When I finally discovered the soccer field a few days in, I was hooked. Playing with the kids and proving that my white American blood could still make a goal was enough for me. I found myself finally entering into this form of life with an open mind, and for the purpose of connecting with others.
The things that previously repulsed me, I began to accept as my own as a volunteer in Ghana. To see life through their eyes and to become accustomed to how they live; I had no one to blame but myself for my previously closed off mentality.
Things that you will KEEP close to your heart forever...
When I think back to my two weeks of volunteering in this small sliver of the world, there are a few things that stick out in my mind that I take with me today.
A home away from home. First, I was truly at home. For all the times that I complained (see above) and lamented the trip in the first place, I began to truly love living and volunteering in Ghana.
The people were the biggest piece of my experience. For all of the hard times and stresses that they continued to go through (I’m not talking about filing taxes and picking a vacation home, I’m talking about affording food and not getting horribly sick), they continued to be happy. Maybe it was their survival mentality, which could afford nothing less, or their religious tenacity that gave them some type of hope for the future. Whatever it was, it really gave me a reality check as to how lucky I am.
I am so blessed to be able to live in a country where there are sidewalks and drinking fountains, where I can go to Planned Parenthood to receive the treatment that I need or be accepted into a homeless shelter or a soup kitchen without a second thought. And I own my own car! It’s something that I hope to never forget.
A new perspective on life and happiness. The simplicity of life was something incredibly different for me as well. No one was on time for anything, but it was never a big deal. Everyone washed their own clothes, cooked their own food, and took a taxi to where they needed to go. How they made a legitimate living financially is still a question for me, but they figured it out so everything worked.
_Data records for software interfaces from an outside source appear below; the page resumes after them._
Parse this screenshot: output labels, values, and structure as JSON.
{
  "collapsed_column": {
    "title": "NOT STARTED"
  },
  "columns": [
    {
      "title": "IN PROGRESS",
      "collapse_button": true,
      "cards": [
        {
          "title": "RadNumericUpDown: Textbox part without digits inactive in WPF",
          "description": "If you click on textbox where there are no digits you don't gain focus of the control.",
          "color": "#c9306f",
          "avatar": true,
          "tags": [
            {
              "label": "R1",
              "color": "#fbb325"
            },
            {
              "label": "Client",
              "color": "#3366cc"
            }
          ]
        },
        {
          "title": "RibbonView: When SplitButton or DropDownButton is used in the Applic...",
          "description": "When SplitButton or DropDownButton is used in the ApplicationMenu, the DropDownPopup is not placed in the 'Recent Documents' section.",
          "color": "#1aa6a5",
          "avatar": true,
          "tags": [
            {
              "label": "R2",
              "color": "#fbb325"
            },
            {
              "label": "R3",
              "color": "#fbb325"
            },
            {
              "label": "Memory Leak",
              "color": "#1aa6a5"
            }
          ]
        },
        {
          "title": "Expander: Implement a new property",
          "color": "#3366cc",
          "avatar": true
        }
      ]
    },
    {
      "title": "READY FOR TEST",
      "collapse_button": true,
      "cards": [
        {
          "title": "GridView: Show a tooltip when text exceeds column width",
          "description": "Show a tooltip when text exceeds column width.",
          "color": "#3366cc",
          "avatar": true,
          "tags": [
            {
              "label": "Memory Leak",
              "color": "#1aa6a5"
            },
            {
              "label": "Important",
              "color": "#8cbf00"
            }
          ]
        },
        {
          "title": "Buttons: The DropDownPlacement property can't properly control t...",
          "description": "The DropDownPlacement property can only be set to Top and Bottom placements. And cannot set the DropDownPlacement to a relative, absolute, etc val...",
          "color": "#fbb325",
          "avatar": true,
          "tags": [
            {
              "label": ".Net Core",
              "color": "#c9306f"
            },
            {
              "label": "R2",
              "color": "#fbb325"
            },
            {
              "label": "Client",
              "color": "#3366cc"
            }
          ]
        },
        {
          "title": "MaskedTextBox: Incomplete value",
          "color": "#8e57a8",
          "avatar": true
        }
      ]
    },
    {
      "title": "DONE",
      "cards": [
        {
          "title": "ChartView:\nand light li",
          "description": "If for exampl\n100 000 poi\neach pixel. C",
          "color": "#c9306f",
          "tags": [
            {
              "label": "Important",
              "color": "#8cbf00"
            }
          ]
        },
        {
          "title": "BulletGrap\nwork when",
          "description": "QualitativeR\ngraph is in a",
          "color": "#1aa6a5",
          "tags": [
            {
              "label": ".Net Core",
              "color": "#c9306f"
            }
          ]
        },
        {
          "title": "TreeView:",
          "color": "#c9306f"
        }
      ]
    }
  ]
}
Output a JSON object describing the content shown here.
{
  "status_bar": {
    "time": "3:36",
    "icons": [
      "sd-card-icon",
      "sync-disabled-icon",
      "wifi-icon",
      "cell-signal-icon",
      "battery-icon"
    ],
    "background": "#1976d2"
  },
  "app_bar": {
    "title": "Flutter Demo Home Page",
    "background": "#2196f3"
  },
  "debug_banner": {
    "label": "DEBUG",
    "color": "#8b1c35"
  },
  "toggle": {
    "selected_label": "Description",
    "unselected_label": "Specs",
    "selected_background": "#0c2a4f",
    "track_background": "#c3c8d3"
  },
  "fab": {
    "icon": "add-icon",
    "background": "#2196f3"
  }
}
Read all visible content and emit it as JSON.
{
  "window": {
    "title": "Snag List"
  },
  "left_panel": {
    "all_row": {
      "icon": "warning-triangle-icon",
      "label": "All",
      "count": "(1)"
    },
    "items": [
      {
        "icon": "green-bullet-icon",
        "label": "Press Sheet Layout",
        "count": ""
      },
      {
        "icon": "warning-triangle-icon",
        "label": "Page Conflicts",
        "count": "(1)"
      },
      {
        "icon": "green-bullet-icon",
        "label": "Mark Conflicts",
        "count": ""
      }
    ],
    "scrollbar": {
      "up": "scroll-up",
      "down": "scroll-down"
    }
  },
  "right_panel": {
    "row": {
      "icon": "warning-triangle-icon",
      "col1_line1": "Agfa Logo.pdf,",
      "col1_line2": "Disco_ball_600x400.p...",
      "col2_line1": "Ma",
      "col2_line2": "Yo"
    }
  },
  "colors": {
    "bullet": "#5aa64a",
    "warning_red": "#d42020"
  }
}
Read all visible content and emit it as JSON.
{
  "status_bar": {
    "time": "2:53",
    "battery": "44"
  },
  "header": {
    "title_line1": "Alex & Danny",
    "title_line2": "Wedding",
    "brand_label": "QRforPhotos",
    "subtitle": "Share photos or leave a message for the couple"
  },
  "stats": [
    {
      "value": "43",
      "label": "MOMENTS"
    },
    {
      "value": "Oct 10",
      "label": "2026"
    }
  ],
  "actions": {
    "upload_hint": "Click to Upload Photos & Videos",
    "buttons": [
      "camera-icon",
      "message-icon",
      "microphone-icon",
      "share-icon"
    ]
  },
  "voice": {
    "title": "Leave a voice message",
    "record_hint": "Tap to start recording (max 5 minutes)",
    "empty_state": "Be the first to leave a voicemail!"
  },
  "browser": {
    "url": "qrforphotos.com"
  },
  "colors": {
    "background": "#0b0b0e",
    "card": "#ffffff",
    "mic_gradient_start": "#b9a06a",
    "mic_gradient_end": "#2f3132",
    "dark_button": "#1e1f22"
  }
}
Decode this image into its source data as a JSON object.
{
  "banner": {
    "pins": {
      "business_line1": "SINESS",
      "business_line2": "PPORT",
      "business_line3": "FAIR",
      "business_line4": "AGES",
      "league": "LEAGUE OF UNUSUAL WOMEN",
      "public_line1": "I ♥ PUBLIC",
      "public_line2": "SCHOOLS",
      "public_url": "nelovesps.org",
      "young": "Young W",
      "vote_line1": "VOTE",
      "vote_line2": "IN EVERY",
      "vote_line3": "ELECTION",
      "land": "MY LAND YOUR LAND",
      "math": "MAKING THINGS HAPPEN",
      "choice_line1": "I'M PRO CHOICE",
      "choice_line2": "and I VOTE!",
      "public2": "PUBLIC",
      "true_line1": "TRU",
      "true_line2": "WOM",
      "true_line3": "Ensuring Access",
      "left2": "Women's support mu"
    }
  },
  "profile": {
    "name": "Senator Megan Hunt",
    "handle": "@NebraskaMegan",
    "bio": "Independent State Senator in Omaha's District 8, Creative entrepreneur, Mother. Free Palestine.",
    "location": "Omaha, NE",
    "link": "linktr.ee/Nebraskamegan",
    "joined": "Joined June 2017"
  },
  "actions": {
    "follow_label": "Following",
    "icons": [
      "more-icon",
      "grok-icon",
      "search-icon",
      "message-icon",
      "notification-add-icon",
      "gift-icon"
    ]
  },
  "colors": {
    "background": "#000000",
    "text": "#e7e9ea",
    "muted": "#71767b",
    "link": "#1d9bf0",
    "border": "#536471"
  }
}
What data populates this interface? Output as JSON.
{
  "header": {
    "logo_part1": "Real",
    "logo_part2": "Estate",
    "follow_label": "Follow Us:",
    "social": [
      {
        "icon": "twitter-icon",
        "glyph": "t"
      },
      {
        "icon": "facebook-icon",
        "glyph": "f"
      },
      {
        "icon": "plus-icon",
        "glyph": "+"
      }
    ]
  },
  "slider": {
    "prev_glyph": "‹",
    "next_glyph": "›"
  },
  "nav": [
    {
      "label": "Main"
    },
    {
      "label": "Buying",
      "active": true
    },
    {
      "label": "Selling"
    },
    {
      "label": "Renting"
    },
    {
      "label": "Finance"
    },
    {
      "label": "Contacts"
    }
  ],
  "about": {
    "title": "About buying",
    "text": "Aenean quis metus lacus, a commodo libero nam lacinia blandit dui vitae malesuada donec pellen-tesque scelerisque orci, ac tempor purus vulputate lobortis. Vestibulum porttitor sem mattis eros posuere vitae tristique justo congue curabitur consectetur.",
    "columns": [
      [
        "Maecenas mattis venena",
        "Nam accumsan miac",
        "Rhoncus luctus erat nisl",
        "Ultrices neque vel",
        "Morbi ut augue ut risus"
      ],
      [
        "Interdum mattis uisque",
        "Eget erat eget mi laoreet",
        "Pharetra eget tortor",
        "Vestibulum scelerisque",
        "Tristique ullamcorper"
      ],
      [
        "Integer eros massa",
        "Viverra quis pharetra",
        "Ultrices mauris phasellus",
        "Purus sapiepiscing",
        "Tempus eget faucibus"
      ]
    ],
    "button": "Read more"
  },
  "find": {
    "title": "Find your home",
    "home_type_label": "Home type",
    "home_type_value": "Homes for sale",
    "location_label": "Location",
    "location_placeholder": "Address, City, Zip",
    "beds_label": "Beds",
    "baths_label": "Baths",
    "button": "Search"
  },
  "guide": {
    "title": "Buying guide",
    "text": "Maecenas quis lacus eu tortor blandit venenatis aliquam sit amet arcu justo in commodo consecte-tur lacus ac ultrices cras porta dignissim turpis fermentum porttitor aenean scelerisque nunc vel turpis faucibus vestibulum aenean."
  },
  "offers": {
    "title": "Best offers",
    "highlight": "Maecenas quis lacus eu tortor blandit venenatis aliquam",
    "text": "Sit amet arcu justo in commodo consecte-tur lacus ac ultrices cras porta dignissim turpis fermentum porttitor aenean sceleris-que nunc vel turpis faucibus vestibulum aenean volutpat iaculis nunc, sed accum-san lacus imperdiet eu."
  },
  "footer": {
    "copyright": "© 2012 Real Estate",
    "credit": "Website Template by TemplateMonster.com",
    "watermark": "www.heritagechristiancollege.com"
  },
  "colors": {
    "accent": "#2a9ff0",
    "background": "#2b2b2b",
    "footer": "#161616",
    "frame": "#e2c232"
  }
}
Every morning I woke up, ate breakfast, got ready. I walked to a dusty cement public school, where I taught English and art. This became a routine that I was all too excited to get used to. The kids were more than enthused to learn and were eager to try something new. After that, I would play soccer with the kids or volunteer at a nearby carpentry shop.
Every day I was learning and participating in a new way of life.
It was amazing to see how the children’s eyes would light up in undeserved excitement when they saw me every morning. I can’t remember the last time I was that happy to see someone. It was an entirely new level of joy. To see so many people love someone so much was incredibly inspiring to me.
Things that you’ll LEAVE behind...
After my volunteering in Ghana was said and done, I hope that I’ve impacted their life in some way. I hope that they look back at this time together and see someone who cared about them. In their frustrations within school and their home life, I want them to remember that there was someone from an entirely different world who cared immensely for them. That would be really all that I want.
Things that will NEVER leave you...
I’m a few weeks out from a trip that changed my life, and changed my perspective on everything. I still think about my time volunteering in Ghana every day. I compare it to my life here in each moment that I can. I still get a slight tinge of excitement when I see a drinking fountain. I know, I know, I have problems. But it really means so much to me that I live in a world where something like this can be taken for granted.
As time goes on, I know that I’m going to forget about what daily life looked like in Kumasi. After all of it though, it’s the people I will remember the most and hope to never forget.
Are you ready to volunteer abroad? Check out GoAbroad’s directory of volunteer programs in Ghana to find the perfect program for you now!
This article was contributed by an alumni volunteer of a Love Volunteers program in Ghana.